#### [Aim of the task]
Below are records; give the number of their lines that hold the word "Save", and write nothing more.
Given records: Begin
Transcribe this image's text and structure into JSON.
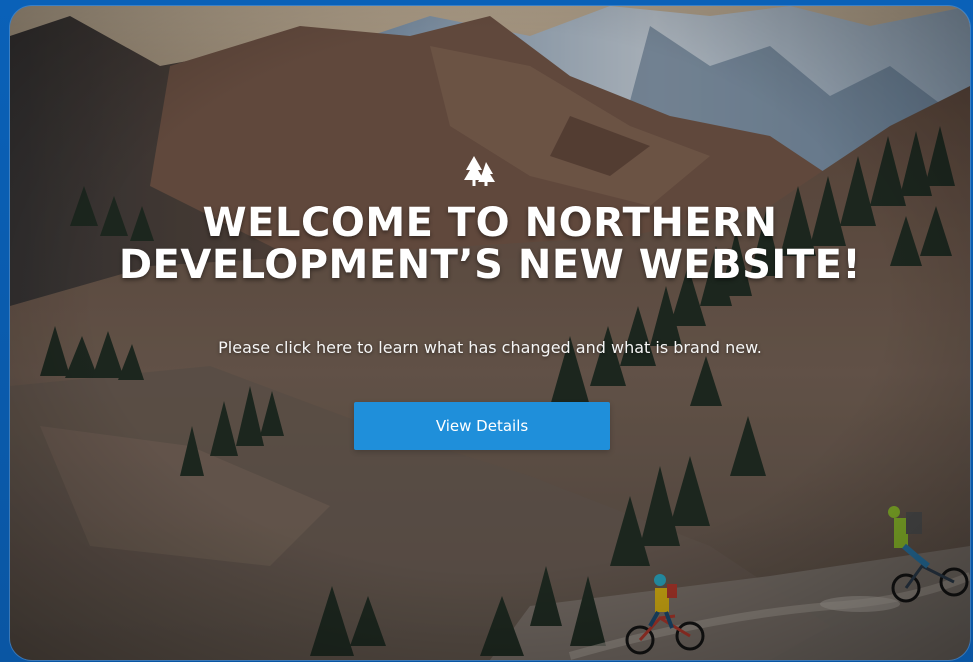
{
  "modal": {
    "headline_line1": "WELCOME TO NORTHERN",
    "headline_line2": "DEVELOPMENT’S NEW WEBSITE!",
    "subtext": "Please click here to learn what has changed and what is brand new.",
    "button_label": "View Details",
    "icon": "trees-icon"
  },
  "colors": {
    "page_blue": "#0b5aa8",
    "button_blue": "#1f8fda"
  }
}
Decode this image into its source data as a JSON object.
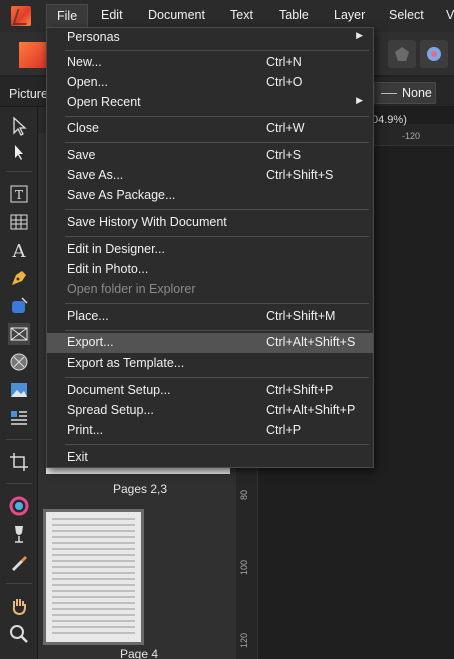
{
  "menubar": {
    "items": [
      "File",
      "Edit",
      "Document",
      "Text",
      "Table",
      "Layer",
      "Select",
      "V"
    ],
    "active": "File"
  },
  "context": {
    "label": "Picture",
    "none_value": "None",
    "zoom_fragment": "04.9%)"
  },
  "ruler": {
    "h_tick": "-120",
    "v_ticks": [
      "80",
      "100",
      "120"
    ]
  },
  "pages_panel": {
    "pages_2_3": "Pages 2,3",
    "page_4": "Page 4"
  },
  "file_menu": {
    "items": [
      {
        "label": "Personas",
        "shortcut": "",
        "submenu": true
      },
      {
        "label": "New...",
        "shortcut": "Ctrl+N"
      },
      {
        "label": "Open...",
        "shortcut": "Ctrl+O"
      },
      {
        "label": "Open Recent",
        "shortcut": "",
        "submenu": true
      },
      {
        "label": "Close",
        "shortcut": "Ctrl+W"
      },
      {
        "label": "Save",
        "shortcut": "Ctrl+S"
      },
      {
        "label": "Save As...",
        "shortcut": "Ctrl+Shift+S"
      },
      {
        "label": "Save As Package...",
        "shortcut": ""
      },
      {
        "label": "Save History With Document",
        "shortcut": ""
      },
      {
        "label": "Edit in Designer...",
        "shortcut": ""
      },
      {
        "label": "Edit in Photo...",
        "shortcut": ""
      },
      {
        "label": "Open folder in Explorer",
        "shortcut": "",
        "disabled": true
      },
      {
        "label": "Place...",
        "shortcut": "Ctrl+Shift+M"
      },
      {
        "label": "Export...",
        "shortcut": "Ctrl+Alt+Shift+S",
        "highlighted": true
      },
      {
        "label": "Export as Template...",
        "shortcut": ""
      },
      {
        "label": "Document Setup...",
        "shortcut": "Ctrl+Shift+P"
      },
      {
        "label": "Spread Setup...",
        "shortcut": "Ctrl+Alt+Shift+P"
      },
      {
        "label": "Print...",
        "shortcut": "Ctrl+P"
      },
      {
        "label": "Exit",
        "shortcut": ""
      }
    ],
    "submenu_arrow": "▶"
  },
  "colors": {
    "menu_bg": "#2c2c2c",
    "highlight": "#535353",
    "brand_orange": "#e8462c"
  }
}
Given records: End
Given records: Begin
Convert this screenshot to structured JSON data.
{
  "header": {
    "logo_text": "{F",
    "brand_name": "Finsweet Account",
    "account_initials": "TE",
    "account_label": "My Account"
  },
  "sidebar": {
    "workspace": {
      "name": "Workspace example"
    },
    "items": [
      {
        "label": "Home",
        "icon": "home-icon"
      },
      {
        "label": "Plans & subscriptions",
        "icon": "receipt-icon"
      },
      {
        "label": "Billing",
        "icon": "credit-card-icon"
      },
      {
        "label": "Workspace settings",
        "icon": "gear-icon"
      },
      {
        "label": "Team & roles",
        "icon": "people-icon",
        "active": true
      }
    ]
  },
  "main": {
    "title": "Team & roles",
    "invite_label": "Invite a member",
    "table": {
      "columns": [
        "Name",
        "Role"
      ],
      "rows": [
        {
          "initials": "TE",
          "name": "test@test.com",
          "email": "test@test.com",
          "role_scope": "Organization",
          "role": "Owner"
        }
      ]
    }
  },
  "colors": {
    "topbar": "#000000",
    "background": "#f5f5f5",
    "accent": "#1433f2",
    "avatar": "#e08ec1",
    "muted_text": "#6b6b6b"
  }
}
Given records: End
#### [Task result]
4